* _What is being asked_
In the records below, find each line holding the word "zoom" and copy it.

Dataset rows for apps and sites

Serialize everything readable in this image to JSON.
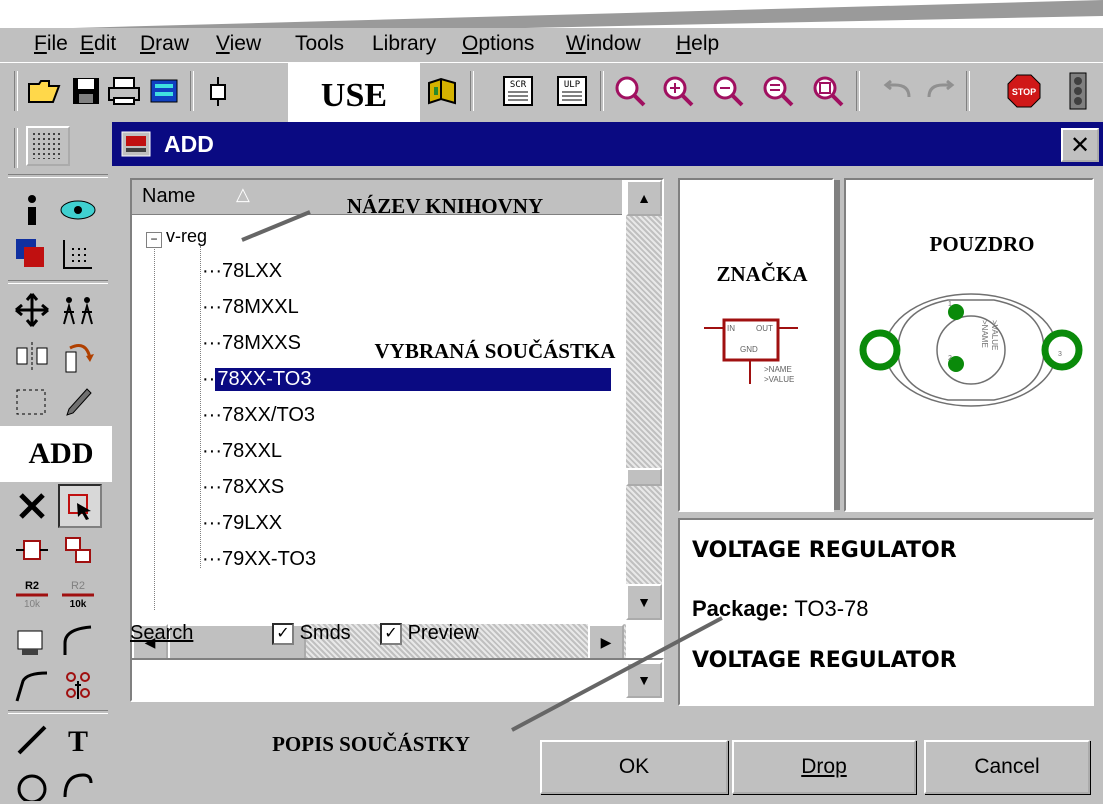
{
  "menubar": {
    "items": [
      {
        "pre": "",
        "ul": "F",
        "post": "ile"
      },
      {
        "pre": "",
        "ul": "E",
        "post": "dit"
      },
      {
        "pre": "",
        "ul": "D",
        "post": "raw"
      },
      {
        "pre": "",
        "ul": "V",
        "post": "iew"
      },
      {
        "pre": "Tools",
        "ul": "",
        "post": ""
      },
      {
        "pre": "Library",
        "ul": "",
        "post": ""
      },
      {
        "pre": "",
        "ul": "O",
        "post": "ptions"
      },
      {
        "pre": "",
        "ul": "W",
        "post": "indow"
      },
      {
        "pre": "",
        "ul": "H",
        "post": "elp"
      }
    ]
  },
  "toolbar": {
    "icons": [
      "open-folder-icon",
      "save-icon",
      "print-icon",
      "cam-icon",
      "use-icon",
      "library-book-icon",
      "script-icon",
      "ulp-icon",
      "zoom-fit-icon",
      "zoom-in-icon",
      "zoom-out-icon",
      "zoom-redraw-icon",
      "zoom-select-icon",
      "undo-icon",
      "redo-icon",
      "stop-icon",
      "go-icon"
    ],
    "script_label": "SCR",
    "ulp_label": "ULP",
    "stop_label": "STOP"
  },
  "annotations": {
    "use": "USE",
    "add": "ADD",
    "library_name": "NÁZEV KNIHOVNY",
    "selected_part": "VYBRANÁ SOUČÁSTKA",
    "symbol": "ZNAČKA",
    "package": "POUZDRO",
    "part_description": "POPIS SOUČÁSTKY"
  },
  "palette": {
    "icons": [
      "info-icon",
      "show-icon",
      "layers-icon",
      "grid-icon",
      "move-icon",
      "group-icon",
      "mirror-icon",
      "rotate-icon",
      "copy-icon",
      "change-icon",
      "delete-icon",
      "add-icon",
      "pinswap-icon",
      "gateswap-icon",
      "name-icon",
      "value-icon",
      "split-icon",
      "miter-icon",
      "wire-icon",
      "text-icon",
      "circle-icon",
      "arc-icon"
    ],
    "name_label": "R2",
    "value_label": "10k"
  },
  "dialog": {
    "title": "ADD",
    "tree": {
      "header": "Name",
      "root": "v-reg",
      "items": [
        "78LXX",
        "78MXXL",
        "78MXXS",
        "78XX-TO3",
        "78XX/TO3",
        "78XXL",
        "78XXS",
        "79LXX",
        "79XX-TO3"
      ],
      "selected_index": 3
    },
    "search_label": "Search",
    "smds_label": "Smds",
    "preview_label": "Preview",
    "search_value": "",
    "symbol_preview": {
      "pin_in": "IN",
      "pin_out": "OUT",
      "pin_gnd": "GND",
      "name_text": ">NAME",
      "value_text": ">VALUE"
    },
    "package_preview": {
      "name_text": ">NAME",
      "value_text": ">VALUE",
      "pin1": "1",
      "pin2": "2",
      "pin3": "3"
    },
    "description": {
      "line1": "VOLTAGE REGULATOR",
      "package_key": "Package:",
      "package_value": "TO3-78",
      "line3": "VOLTAGE REGULATOR"
    },
    "buttons": {
      "ok": "OK",
      "drop": "Drop",
      "cancel": "Cancel"
    }
  },
  "colors": {
    "title_bar": "#0a0a82",
    "selection": "#0a0a82",
    "symbol_red": "#a01010",
    "pad_green": "#0a8a0a"
  }
}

* _Solution to the problem_
      "zoom-fit-icon",
      "zoom-in-icon",
      "zoom-out-icon",
      "zoom-redraw-icon",
      "zoom-select-icon",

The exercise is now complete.